#### [Your instructions]
Check each line of the listing for the word "value" and give only the number of lines that have it.

#### [The data]
%%
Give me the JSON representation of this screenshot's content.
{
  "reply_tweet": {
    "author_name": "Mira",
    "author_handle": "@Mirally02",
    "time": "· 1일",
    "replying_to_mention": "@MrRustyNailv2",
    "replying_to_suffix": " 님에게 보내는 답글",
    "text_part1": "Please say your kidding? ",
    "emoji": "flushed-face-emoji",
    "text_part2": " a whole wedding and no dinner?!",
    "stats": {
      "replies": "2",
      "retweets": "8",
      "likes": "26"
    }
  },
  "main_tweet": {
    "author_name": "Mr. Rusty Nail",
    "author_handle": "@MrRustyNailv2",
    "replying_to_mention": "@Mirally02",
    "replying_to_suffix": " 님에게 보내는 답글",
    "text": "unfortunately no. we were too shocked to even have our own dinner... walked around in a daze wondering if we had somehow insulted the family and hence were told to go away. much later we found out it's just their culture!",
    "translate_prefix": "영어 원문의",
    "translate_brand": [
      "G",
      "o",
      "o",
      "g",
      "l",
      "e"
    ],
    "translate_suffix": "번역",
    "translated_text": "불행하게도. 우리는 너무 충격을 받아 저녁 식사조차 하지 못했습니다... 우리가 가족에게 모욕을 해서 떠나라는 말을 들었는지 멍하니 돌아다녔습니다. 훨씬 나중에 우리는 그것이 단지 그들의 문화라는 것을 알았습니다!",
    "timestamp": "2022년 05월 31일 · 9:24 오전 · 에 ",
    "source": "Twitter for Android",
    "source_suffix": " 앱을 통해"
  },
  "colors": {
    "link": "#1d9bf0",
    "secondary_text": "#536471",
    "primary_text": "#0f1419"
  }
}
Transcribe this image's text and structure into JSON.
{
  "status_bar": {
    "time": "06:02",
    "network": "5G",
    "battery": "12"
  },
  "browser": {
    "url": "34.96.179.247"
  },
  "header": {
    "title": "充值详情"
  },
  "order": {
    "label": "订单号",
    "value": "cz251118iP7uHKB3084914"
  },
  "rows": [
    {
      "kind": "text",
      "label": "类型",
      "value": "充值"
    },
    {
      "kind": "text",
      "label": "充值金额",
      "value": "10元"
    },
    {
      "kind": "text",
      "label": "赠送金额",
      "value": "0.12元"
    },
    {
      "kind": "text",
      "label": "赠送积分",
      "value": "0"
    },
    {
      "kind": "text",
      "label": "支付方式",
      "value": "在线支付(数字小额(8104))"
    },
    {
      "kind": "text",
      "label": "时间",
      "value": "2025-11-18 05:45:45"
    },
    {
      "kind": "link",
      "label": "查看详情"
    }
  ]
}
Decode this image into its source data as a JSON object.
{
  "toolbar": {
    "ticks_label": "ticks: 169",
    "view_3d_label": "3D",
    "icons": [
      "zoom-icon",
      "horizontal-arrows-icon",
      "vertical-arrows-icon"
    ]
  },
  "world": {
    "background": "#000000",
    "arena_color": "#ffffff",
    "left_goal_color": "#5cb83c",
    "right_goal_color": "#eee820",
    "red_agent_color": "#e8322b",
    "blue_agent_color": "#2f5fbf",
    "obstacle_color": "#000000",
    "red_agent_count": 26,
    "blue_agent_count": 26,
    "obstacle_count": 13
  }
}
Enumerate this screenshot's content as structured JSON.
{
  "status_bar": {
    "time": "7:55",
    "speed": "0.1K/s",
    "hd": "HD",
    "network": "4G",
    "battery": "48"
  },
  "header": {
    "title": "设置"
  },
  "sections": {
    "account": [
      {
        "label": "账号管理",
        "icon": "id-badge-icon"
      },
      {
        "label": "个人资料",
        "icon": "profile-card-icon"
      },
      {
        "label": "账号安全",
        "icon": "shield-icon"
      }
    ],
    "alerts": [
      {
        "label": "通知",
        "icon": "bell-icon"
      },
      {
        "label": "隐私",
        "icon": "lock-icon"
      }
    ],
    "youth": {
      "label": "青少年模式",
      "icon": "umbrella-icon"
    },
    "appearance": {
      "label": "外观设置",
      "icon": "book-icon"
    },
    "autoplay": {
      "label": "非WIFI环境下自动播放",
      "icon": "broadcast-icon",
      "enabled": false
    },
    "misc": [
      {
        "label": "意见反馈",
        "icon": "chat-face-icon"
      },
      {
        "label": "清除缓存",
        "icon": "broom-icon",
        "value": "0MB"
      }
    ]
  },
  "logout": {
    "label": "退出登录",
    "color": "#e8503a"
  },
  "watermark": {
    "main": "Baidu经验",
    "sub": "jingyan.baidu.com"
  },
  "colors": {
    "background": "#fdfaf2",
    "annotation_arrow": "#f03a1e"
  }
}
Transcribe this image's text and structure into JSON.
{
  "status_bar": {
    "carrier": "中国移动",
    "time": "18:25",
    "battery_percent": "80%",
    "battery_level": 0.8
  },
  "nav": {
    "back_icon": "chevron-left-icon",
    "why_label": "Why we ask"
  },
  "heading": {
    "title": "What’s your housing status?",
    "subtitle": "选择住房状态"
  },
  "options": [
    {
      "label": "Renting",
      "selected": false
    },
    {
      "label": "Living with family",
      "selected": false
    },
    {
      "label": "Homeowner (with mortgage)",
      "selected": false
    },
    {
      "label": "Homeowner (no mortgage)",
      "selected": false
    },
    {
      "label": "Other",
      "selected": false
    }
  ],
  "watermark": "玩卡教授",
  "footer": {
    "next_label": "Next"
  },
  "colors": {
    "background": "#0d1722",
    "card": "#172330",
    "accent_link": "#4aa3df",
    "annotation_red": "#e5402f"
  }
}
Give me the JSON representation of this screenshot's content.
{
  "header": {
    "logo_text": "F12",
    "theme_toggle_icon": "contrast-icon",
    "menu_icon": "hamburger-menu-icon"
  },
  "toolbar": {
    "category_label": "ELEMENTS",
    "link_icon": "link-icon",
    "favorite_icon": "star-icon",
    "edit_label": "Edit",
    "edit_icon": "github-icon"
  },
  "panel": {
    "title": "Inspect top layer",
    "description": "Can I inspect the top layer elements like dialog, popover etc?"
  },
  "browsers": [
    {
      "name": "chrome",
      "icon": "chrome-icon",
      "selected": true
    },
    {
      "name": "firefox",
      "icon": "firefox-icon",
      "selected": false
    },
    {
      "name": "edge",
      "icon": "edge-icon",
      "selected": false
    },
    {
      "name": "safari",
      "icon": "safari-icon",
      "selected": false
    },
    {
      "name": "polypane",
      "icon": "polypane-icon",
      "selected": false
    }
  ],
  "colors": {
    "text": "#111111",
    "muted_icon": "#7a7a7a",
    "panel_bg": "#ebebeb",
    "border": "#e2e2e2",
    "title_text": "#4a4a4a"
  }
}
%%
#### [Completed task]
8